BEGIN
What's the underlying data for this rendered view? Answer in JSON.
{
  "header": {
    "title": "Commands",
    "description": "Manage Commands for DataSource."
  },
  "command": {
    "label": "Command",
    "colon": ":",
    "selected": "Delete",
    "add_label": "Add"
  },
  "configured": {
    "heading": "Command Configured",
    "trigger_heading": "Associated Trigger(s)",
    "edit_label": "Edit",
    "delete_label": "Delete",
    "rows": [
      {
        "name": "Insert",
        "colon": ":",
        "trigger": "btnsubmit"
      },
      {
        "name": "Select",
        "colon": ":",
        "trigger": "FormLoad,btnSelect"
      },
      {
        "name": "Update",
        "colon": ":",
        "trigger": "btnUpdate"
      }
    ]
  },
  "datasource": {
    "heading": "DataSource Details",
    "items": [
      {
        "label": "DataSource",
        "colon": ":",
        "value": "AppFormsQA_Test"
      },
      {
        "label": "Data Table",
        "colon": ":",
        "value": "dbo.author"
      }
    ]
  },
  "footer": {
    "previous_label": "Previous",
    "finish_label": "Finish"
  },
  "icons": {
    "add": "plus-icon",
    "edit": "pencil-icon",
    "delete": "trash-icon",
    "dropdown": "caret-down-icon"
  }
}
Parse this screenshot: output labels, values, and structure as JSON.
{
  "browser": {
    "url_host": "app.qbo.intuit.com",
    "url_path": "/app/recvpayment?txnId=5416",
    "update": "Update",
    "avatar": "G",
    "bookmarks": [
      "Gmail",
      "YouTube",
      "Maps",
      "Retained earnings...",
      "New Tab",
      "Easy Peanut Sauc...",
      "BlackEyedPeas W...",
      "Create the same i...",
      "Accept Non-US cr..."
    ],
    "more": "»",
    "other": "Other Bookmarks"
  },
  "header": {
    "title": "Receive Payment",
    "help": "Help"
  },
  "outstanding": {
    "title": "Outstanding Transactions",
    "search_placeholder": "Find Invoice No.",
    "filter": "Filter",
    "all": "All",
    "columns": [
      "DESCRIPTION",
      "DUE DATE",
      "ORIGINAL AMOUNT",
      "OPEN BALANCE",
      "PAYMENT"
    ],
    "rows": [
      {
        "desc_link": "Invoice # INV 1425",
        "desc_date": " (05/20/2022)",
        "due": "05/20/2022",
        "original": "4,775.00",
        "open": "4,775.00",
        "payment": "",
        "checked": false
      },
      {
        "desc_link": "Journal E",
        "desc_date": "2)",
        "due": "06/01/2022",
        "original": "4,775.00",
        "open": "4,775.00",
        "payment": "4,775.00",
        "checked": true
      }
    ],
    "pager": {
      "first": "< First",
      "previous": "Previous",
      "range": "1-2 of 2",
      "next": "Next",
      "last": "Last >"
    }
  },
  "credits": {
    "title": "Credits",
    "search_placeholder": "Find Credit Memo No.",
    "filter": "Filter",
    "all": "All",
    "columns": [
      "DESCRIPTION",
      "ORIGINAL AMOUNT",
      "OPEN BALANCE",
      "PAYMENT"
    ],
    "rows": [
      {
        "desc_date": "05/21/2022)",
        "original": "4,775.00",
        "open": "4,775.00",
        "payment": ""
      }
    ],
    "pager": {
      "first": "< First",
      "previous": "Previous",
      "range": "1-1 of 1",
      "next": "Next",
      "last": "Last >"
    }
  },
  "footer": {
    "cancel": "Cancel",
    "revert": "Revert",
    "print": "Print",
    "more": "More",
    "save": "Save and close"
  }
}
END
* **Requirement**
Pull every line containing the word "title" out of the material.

* **Response**
    "title": "Commands",
    "title": "Receive Payment",
    "title": "Outstanding Transactions",
    "title": "Credits",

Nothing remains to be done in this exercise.